Retype each record exactly.
** Opening Supplied data block **
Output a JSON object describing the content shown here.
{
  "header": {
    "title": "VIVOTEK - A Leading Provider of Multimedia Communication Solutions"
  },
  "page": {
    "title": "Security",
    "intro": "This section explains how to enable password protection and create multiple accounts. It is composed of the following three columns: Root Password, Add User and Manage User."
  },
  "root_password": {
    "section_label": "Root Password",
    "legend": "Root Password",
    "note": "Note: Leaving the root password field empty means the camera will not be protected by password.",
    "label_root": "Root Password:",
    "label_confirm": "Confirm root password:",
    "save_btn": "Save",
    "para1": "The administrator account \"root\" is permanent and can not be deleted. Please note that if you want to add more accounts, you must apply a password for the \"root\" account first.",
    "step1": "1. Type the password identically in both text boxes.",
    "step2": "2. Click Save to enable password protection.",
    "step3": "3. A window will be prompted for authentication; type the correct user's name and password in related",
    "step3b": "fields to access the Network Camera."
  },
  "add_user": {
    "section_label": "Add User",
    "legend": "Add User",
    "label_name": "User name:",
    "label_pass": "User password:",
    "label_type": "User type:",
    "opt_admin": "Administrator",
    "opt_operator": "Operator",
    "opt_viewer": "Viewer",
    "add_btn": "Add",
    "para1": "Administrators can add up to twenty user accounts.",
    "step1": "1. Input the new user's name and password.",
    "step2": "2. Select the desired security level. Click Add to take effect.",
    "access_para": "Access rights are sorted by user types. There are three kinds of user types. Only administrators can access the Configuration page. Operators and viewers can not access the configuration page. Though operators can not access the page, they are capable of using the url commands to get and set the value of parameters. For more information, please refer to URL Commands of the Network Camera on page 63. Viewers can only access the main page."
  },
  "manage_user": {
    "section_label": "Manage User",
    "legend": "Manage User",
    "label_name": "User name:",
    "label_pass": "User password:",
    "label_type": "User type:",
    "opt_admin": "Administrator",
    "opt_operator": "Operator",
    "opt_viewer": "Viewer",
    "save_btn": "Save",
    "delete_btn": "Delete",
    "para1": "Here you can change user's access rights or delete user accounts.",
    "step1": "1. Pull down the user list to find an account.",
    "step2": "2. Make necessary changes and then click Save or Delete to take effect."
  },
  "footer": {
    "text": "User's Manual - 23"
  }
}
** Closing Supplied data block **
Output |
Output a JSON object describing the content shown here.
{
  "header": {
    "title": "VIVOTEK - A Leading Provider of Multimedia Communication Solutions"
  },
  "page": {
    "title": "Security",
    "intro": "This section explains how to enable password protection and create multiple accounts. It is composed of the following three columns: Root Password, Add User and Manage User."
  },
  "root_password": {
    "section_label": "Root Password",
    "legend": "Root Password",
    "note": "Note: Leaving the root password field empty means the camera will not be protected by password.",
    "label_root": "Root Password:",
    "label_confirm": "Confirm root password:",
    "save_btn": "Save",
    "para1": "The administrator account \"root\" is permanent and can not be deleted. Please note that if you want to add more accounts, you must apply a password for the \"root\" account first.",
    "step1": "1. Type the password identically in both text boxes.",
    "step2": "2. Click Save to enable password protection.",
    "step3": "3. A window will be prompted for authentication; type the correct user's name and password in related",
    "step3b": "fields to access the Network Camera."
  },
  "add_user": {
    "section_label": "Add User",
    "legend": "Add User",
    "label_name": "User name:",
    "label_pass": "User password:",
    "label_type": "User type:",
    "opt_admin": "Administrator",
    "opt_operator": "Operator",
    "opt_viewer": "Viewer",
    "add_btn": "Add",
    "para1": "Administrators can add up to twenty user accounts.",
    "step1": "1. Input the new user's name and password.",
    "step2": "2. Select the desired security level. Click Add to take effect.",
    "access_para": "Access rights are sorted by user types. There are three kinds of user types. Only administrators can access the Configuration page. Operators and viewers can not access the configuration page. Though operators can not access the page, they are capable of using the url commands to get and set the value of parameters. For more information, please refer to URL Commands of the Network Camera on page 63. Viewers can only access the main page."
  },
  "manage_user": {
    "section_label": "Manage User",
    "legend": "Manage User",
    "label_name": "User name:",
    "label_pass": "User password:",
    "label_type": "User type:",
    "opt_admin": "Administrator",
    "opt_operator": "Operator",
    "opt_viewer": "Viewer",
    "save_btn": "Save",
    "delete_btn": "Delete",
    "para1": "Here you can change user's access rights or delete user accounts.",
    "step1": "1. Pull down the user list to find an account.",
    "step2": "2. Make necessary changes and then click Save or Delete to take effect."
  },
  "footer": {
    "text": "User's Manual - 23"
  }
}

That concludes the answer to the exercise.